Southwell chose K-State over offers from South Carolina and Marquette, in part, due to knowing Kelly, plus the coach Martin-influence.
"From what others said, I knew he was going to get the best out of me every single day," said Southwell. "He's tough on everybody, but I received some good advice early, and that was that you can't look at how he expresses his message, but you have to read through all the yelling and cursing, and hear the message."
Good News, Bad NewsThere were plenty of chances for a K-State win at Texas A&M on Saturday, but not enough plays were made, which resulted in a 64-56 loss.
In particular, coach Frank Martin talked about the stretch run: "We come out and three of four possessions are turnovers. It's hard to win games if you turn the basketball over."
GOOD - K-State allowed A&M to shoot just 37 percent from the field; BAD - The Wildcats were just 5-of-20 from 3-point range.
"I thought we got shots and did a decent job of passing the basketball, but it's hard to have many assists when (12) you shoot 28 percent in a half," said Martin. "I thought we took decent shots, but we just didn't hit any."

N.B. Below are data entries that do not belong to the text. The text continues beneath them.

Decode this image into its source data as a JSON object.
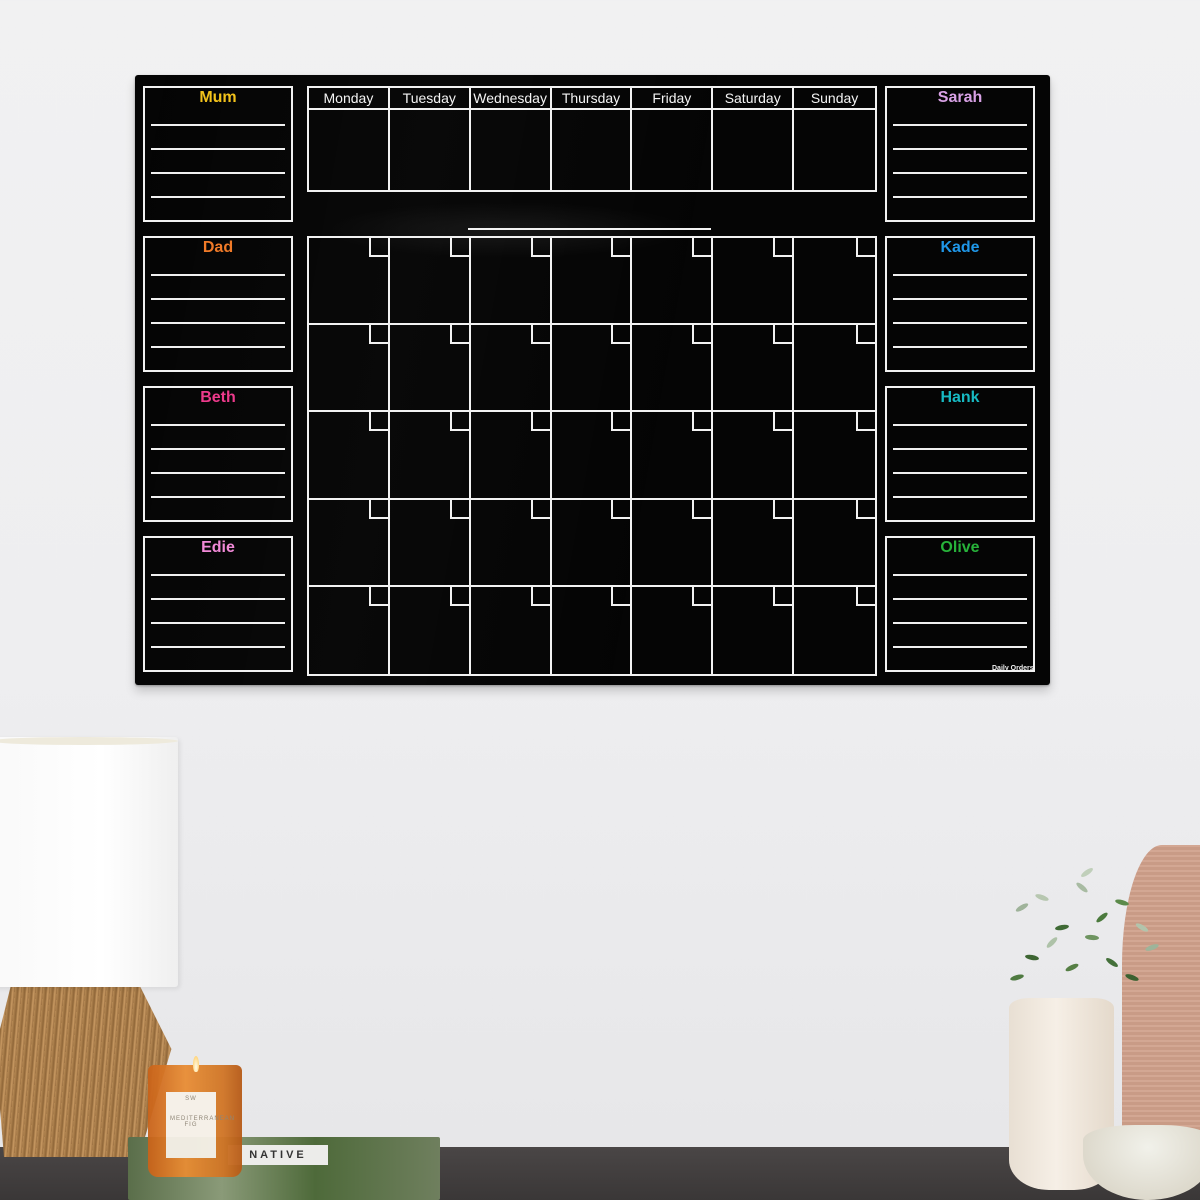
{
  "scene": {
    "description": "Black acrylic weekly and monthly family planner mounted on a white wall above a sideboard",
    "brand_text": "Daily Orders"
  },
  "planner": {
    "weekdays": [
      "Monday",
      "Tuesday",
      "Wednesday",
      "Thursday",
      "Friday",
      "Saturday",
      "Sunday"
    ],
    "month_grid": {
      "rows": 5,
      "columns": 7
    },
    "lines_per_person": 4,
    "people_left": [
      {
        "name": "Mum",
        "color": "#f2c21b"
      },
      {
        "name": "Dad",
        "color": "#f07a28"
      },
      {
        "name": "Beth",
        "color": "#ee3a8c"
      },
      {
        "name": "Edie",
        "color": "#f28ad8"
      }
    ],
    "people_right": [
      {
        "name": "Sarah",
        "color": "#d9a2e6"
      },
      {
        "name": "Kade",
        "color": "#1f97e8"
      },
      {
        "name": "Hank",
        "color": "#17b9c2"
      },
      {
        "name": "Olive",
        "color": "#27b23a"
      }
    ],
    "board_color": "#050505",
    "line_color": "#f2f2f2"
  },
  "objects": {
    "lamp": "Woven rope table lamp with white drum shade",
    "candle": {
      "label": "MEDITERRANEAN FIG",
      "monogram": "SW"
    },
    "book": {
      "title": "NATIVE"
    },
    "vases": [
      "Cream ceramic vase with greenery",
      "Ribbed terracotta vase",
      "Speckled ceramic bowl"
    ]
  }
}
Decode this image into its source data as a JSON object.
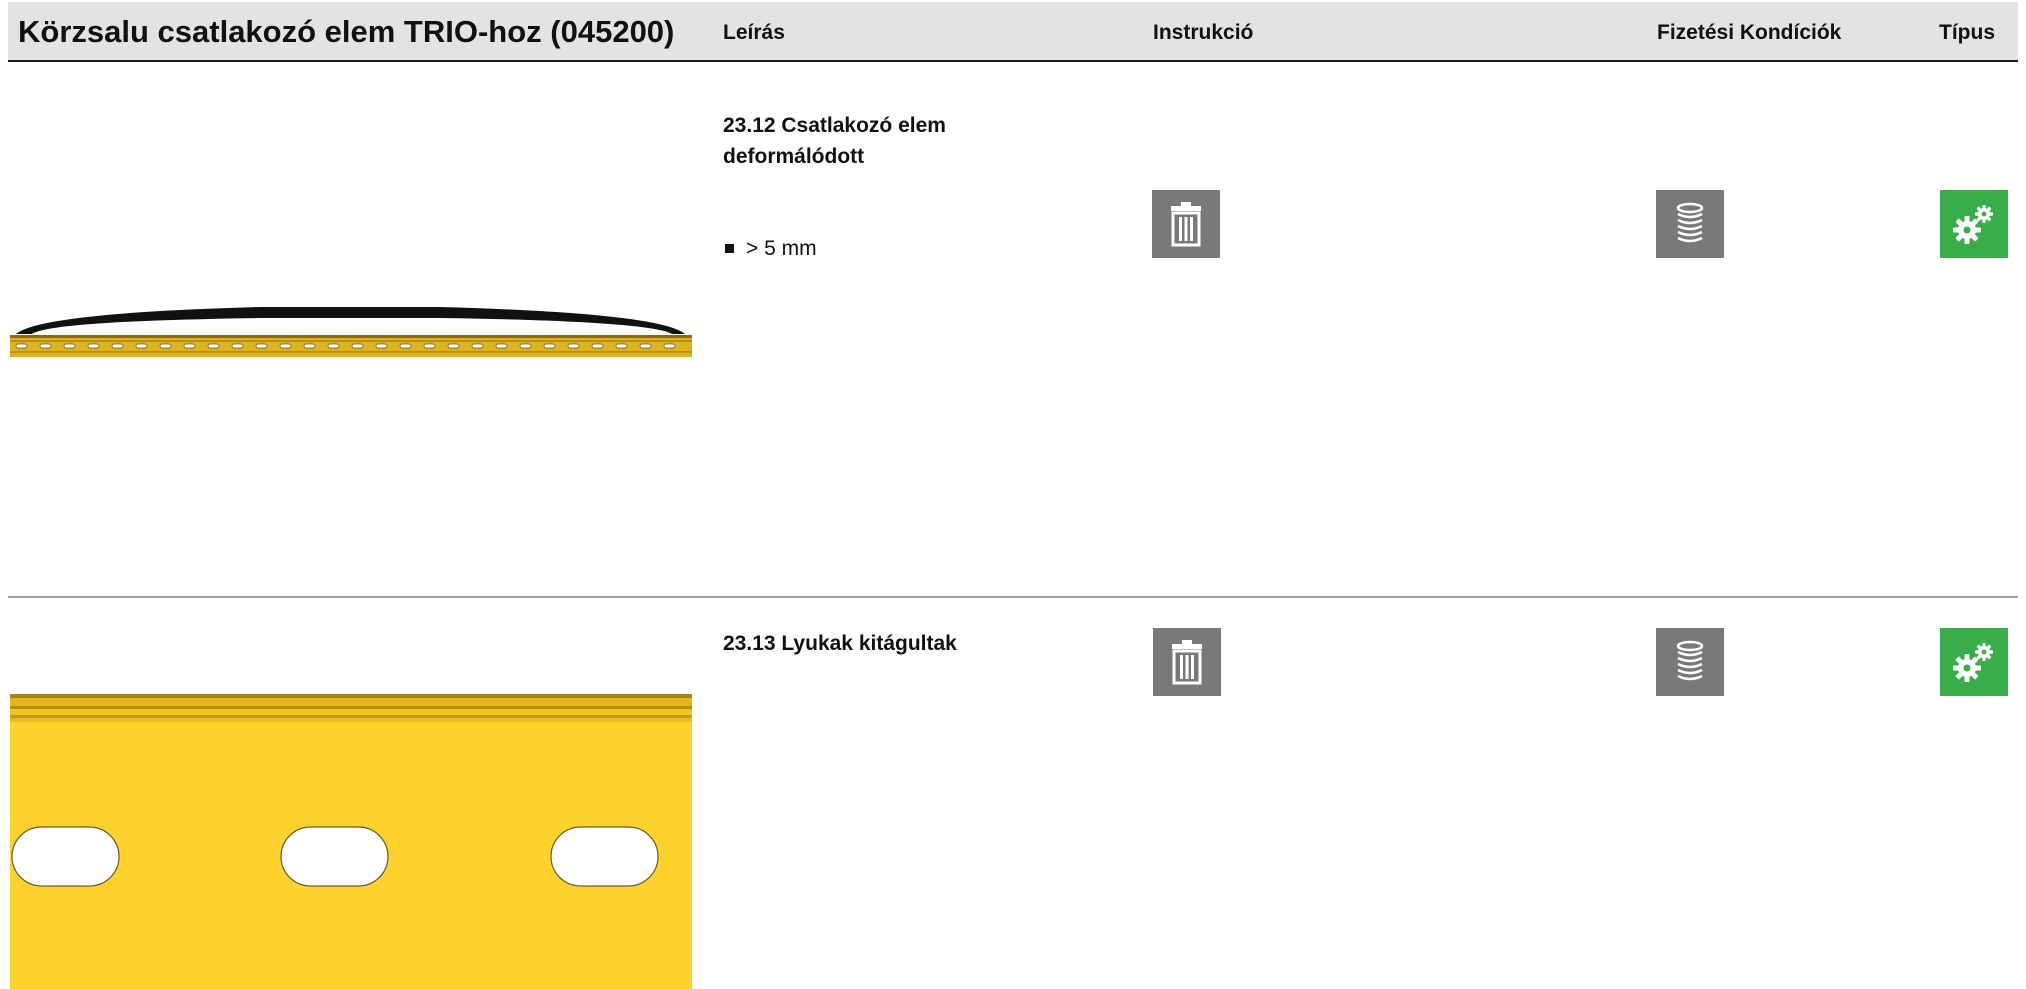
{
  "header": {
    "title": "Körzsalu csatlakozó elem TRIO-hoz (045200)",
    "col_description": "Leírás",
    "col_instruction": "Instrukció",
    "col_payment": "Fizetési Kondíciók",
    "col_type": "Típus"
  },
  "rows": [
    {
      "title": "23.12 Csatlakozó elem deformálódott",
      "bullet": "> 5 mm",
      "instruction_icon": "trash-icon",
      "payment_icon": "coin-stack-icon",
      "type_icon": "gears-icon"
    },
    {
      "title": "23.13 Lyukak kitágultak",
      "instruction_icon": "trash-icon",
      "payment_icon": "coin-stack-icon",
      "type_icon": "gears-icon"
    }
  ],
  "colors": {
    "header_bg": "#e3e3e3",
    "icon_gray": "#797979",
    "icon_green": "#3aad4b",
    "part_yellow": "#ffd22e"
  }
}
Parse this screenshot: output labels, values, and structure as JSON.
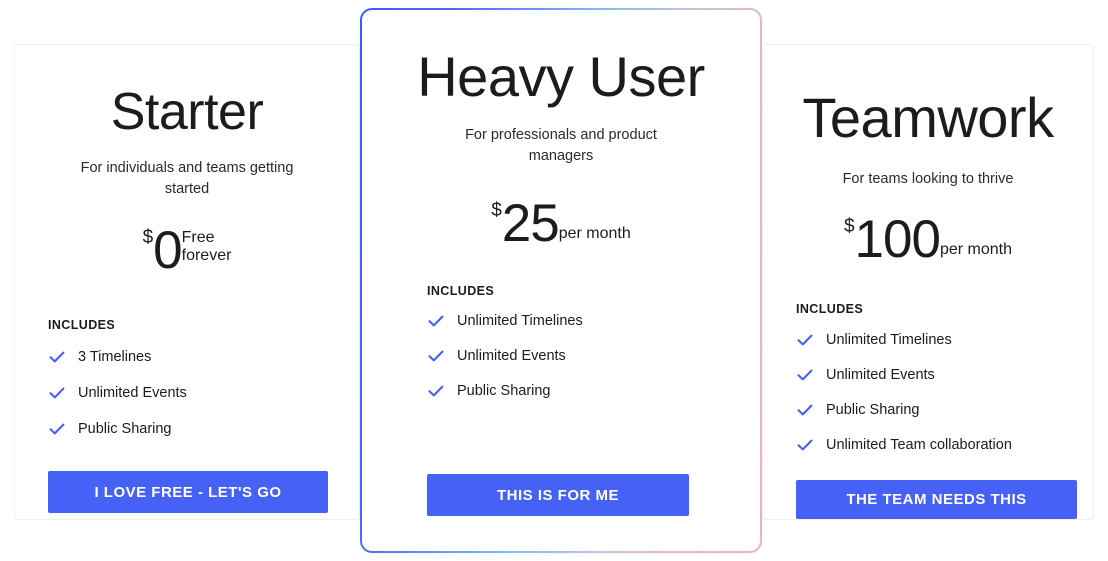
{
  "theme": {
    "page_background": "#ffffff",
    "text_color": "#1c1c1e",
    "button_color": "#4661f5",
    "button_text_color": "#ffffff",
    "check_color": "#4661f5",
    "card_border_color": "#f0f0f1",
    "featured_border_gradient_start": "#3c5cf5",
    "featured_border_gradient_mid": "#7fc0f0",
    "featured_border_gradient_end": "#eeb1c0"
  },
  "plans": [
    {
      "id": "starter",
      "name": "Starter",
      "tagline": "For individuals and teams getting started",
      "currency": "$",
      "amount": "0",
      "period": "Free\nforever",
      "includes_label": "INCLUDES",
      "features": [
        "3 Timelines",
        "Unlimited Events",
        "Public Sharing"
      ],
      "cta_label": "I LOVE FREE - LET'S GO",
      "featured": false
    },
    {
      "id": "heavy-user",
      "name": "Heavy User",
      "tagline": "For professionals and product managers",
      "currency": "$",
      "amount": "25",
      "period": "per month",
      "includes_label": "INCLUDES",
      "features": [
        "Unlimited Timelines",
        "Unlimited Events",
        "Public Sharing"
      ],
      "cta_label": "THIS IS FOR ME",
      "featured": true
    },
    {
      "id": "teamwork",
      "name": "Teamwork",
      "tagline": "For teams looking to thrive",
      "currency": "$",
      "amount": "100",
      "period": "per month",
      "includes_label": "INCLUDES",
      "features": [
        "Unlimited Timelines",
        "Unlimited Events",
        "Public Sharing",
        "Unlimited Team collaboration"
      ],
      "cta_label": "THE TEAM NEEDS THIS",
      "featured": false
    }
  ],
  "icons": {
    "check": "check-icon"
  }
}
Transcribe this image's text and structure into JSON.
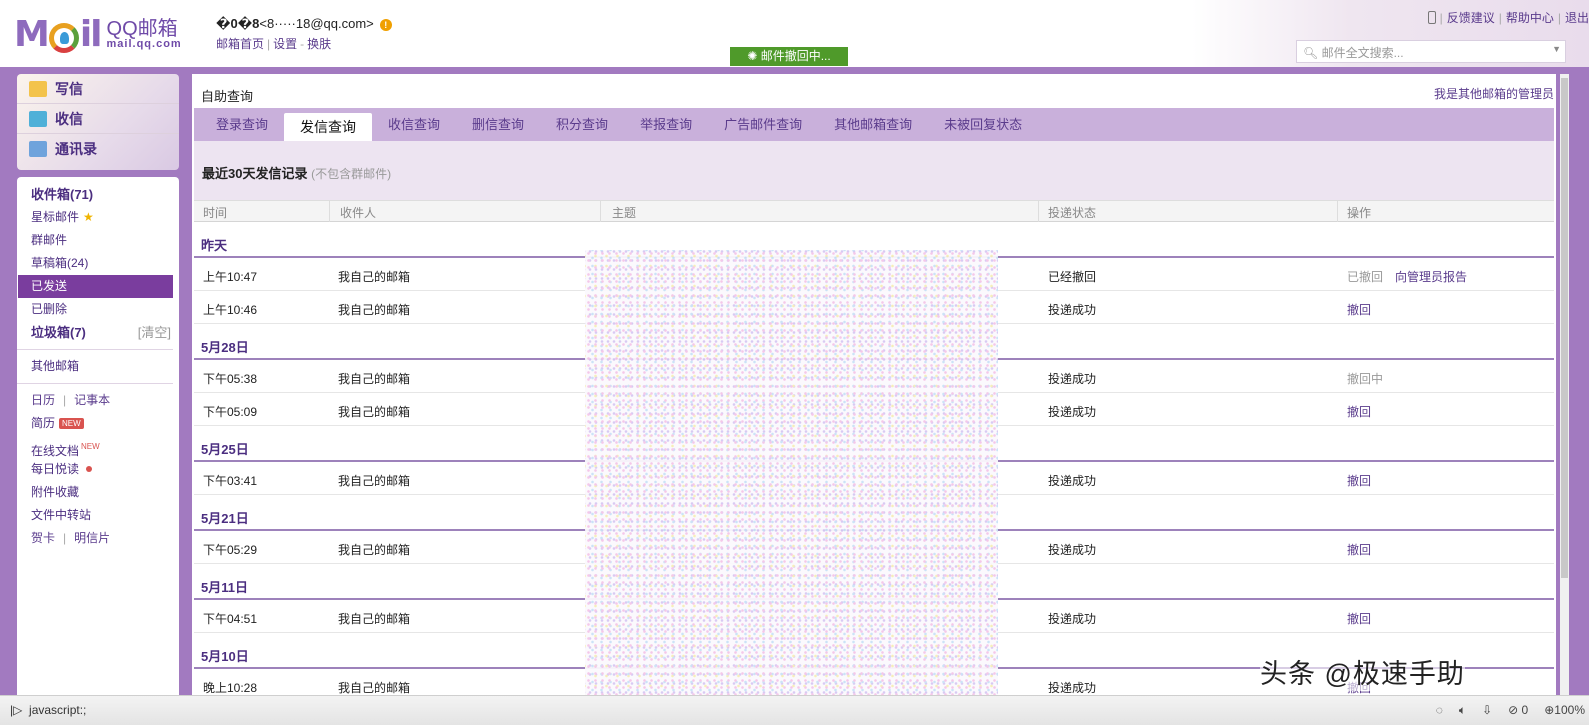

GOOD - The Wildcats had more assists than A&M (12-7), more blocked shots (7-3), and an equal number of steals (5-5); BAD - The Wildcats were out-rebounded, 39-30.
GOOD - Curtis Kelly had a double-double of 15 points and 14 rebounds; BAD - Kelly had an unnecessary lane violation on a free throw, plus a violation on an inbounds pass that allowed the Aggies a total of four points in the eight-point loss.
GOOD - K-State made four more field goals (20-16); BAD - The Wildcats made just 58 percent from the line and were out-scored 27-11 from the charity stripe.
"We obviously put them on the line way too much. They shot 37 free throws, and if you go on the road and they shoot 37 free throws and we shoot 19, and then you go 5-for-20 from the 3-point line, it's hard to win," said Martin. "I thought our defensive effort was good enough to win, and offensively did better today, but we just didn't make shots."
Staying in the MomentThat's what Martin said of tonight's game with Baylor. It does no good to look back to the losses to A&M and Missouri, and certainly is no time to look ahead to Saturday's game with Kansas. "We played better today," Martin said after the loss to the Aggies. "I understand the scoreboard doesn't show what people want to see, but we got better today and gave ourselves a chance to win this game."
And, K-State (1-4, 13-7) will have to play better again to have a chance to defeat the 3-2, 13-5 Baylor Bears tonight.
Baylor is led by preseason all-Big 12 candidate LaceDarius Dunn, who averages 21.3 points per game, and is the same talent that swished nine treys in an 83-65 win the last time he visited Bramlage Coliseum in 2009.
The Bears also feature one of the top freshmen in the league in 6-11 Perry Jones III, who is averaging 14.1 points on 57 percent shooting, plus 7.0 rebounds a game.
Up NextKansas State next travels to Kansas on Saturday for a 6 p.m,. start against the 18-1 Jayhawks. The Wildcats next home game will be on Feb. 2, against Nebraska in a 7 p.m. start.